▶ Exercise objective
List all the lines in these records that hold "Acomba".
————————
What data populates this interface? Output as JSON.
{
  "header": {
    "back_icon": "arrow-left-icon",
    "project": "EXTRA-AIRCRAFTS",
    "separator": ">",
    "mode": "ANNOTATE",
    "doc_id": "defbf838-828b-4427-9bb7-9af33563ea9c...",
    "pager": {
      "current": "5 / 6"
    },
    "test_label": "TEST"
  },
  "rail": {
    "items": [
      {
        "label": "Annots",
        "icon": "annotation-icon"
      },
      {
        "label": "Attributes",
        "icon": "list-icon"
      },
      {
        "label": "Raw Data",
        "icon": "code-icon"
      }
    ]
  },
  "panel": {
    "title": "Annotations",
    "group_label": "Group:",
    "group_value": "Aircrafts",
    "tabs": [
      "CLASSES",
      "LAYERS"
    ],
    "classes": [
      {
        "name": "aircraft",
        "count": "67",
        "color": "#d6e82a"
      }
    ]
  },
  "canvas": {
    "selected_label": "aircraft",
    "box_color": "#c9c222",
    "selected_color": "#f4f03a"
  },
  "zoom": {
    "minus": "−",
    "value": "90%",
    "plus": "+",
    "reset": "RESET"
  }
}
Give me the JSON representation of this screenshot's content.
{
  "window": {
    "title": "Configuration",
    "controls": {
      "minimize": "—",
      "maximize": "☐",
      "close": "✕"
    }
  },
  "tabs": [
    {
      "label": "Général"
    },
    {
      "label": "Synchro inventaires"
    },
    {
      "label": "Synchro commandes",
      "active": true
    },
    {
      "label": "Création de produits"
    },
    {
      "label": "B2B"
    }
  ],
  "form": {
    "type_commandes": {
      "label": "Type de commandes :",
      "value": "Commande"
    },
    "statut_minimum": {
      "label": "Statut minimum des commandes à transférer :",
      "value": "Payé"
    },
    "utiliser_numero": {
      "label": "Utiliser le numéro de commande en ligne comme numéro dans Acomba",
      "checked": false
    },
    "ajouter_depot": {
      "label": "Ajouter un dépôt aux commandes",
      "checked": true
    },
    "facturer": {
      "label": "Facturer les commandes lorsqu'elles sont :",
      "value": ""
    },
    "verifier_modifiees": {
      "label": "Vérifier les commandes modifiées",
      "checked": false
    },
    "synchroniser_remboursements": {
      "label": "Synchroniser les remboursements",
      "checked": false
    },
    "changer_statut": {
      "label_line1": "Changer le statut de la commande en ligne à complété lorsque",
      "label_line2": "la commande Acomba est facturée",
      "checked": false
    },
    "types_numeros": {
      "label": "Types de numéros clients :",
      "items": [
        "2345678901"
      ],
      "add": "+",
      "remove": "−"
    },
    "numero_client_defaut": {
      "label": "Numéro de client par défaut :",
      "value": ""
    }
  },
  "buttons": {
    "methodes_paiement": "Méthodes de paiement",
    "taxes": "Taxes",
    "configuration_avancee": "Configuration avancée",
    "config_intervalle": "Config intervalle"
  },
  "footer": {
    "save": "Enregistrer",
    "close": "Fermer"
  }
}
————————
▶ Solution to the exercise
      "label": "Utiliser le numéro de commande en ligne comme numéro dans Acomba",
      "label_line2": "la commande Acomba est facturée",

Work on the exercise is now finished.